R. Taylor and T. Steele
London: Continuum, 2011
Higher education provision is an essential component (socially as well as economically) of modern social structures. British Labour and Higher Education focuses on the development of Labour policy on higher education from 1945 to 2000. It analyses the rapid expansion and series of fundamental transformations in higher education and Labour's part in both shaping and reacting to them. The authors explore the historical evolution and Labour's varying policy initiatives in the period, and question the place higher education has occupied in the various strands of Labour ideology. As always with 'Labourism', perspectives are contentious and contested, spanning the centralist 'Fabians', the liberal moralists, and the socialist left. How far, if at all, have Labour's policy stances in this area confronted the elite social reproduction functions of universities or the instrumentalist needs of corporate capitalism? Has this policy evolution given concrete evidence to support Ralph Miliband's pessimistic assessment of 'Labourism' as a political formation structurally unable to confront capitalist social structures, or to see a viable 'Third Way', as advocated by New Labour?
Educational Management Administration & Leadership, vol. 39, 2011, p. 186-204
This article reviews the existing educational marketing literature in the leading tertiary educational management journals. A discussion of the implications for supporting practitioners in non-university settings is presented.
The Guardian, May 10th 2011, p. 1
Teenagers from the wealthiest families would be able to pay for extra places at some of the most competitive universities under government's plans to charge some British students the same high fees as overseas undergraduates. The proposals come as the government is to cut 10,000 publicly funded places.
The Guardian, May 12th 2011, p. 11
Scientists will be forced to share laboratories more often and find extra money for basic equipment as funding cuts hit research. Savage cuts to hardware and facilities budgets will transform scientific research in the UK, with top-end equipment concentrated ever more in elite universities and government centres, and other researchers striking deals to gain access to the facilities.
Home Affairs Committee
London: TSO, 2011 (House of Commons papers, session 2010/12; HC 773)
The international student market is estimated to be worth £40 billion to the UK economy. Education is a growth market and the UK is the second most popular destination in the world for international students. The current review of the student immigration system is part of a concerted effort by the Government to reduce net migration figures. The committee agrees that any cap on student visas could seriously damage the UK's higher education industry and international reputation. It fully supports the Government in seeking to eliminate bogus colleges and deterring bogus students from even attempting to enter the UK. While the Government has stated that it does not wish to target legitimate students, it should not introduce measures which could be detrimental to a thriving, successful industry.
R. Garner and R. Hastings
The Independent, May 11th 2011, p.12
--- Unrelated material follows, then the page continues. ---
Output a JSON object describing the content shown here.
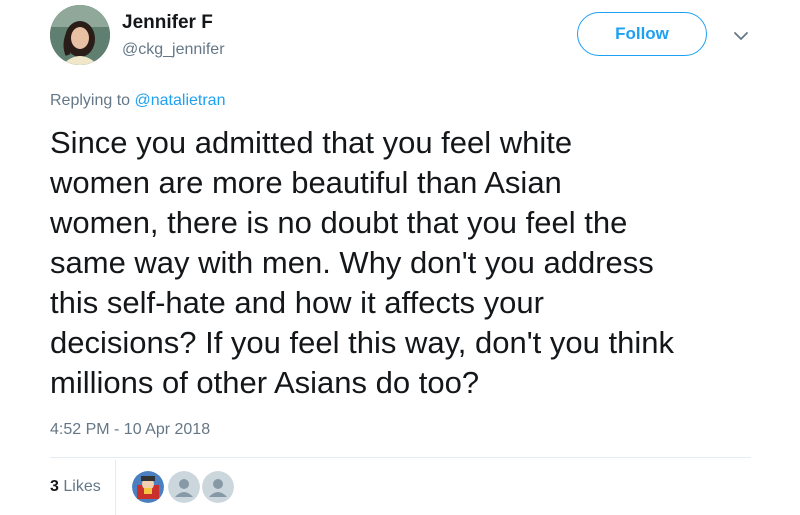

The article reports that the PM was forced to deny that the Government had any plans to offer extra places to study at elite universities to students who could afford to pay the full, non-home or EU student fees. The idea had been floated by universities minister David Willetts; it hinted at the possibility of creating extra places at top universities to be offered to students who could afford to pay full fees for them. Such students would not be eligible for student loans or for help with living and accommodation costs. The extra funds would then be used to fund places for 'ordinary' students. The proposal was strongly criticised, with many arguing that this would mean wealthy students would be able to 'buy' a place at university.
R. Garner and O. Wright
The Independent, May 12th 2011, p.1
The article reveals that universities minister, David Willetts, suggested that students could get a last-minute discount on university courses or incentives, such as free ipads, as universities tried to fill vacant places during clearing. The idea has been fiercely criticised and accused of being unfair: it could lead to a situation where students on the same course could have paid different fees. Critics also say that the proposal might lead to prospective students remaining without a university place as they waited to see if the university of their choice lowered fees, a problem more likely to affect poorer applicants.
J. Shepherd and S. Rogers
The Guardian, May 17th 2011
The latest Guardian University Guide tables show that Cambridge University has taken the top spot, breaking its arch-rival Oxford's six-year stint as the UK's leading institution. Oxford has come second and St Andrews third, while the London School of Economics has climbed four places from last year to take fourth place. University College London, Warwick, Lancaster, Durham, Loughborough and Imperial College make up the top 10. The tables are based on data for full-time undergraduates at UK universities.
The Independent, May 13th 2011, p.10
The universities minister, David Willetts, has received strong criticism following his proposal that universities might be allowed to give late applicants last minute discounts on fees, in an effort to fill empty places. David Green, vice-chancellor of the University of Worcester, has accused Mr. Willetts of 'commodifying' university education. Sally Hunt, general secretary of the University and College Union, said Mr. Willetts' proposal amounted to a tacit admission that the Government's reforms of higher education are unfair.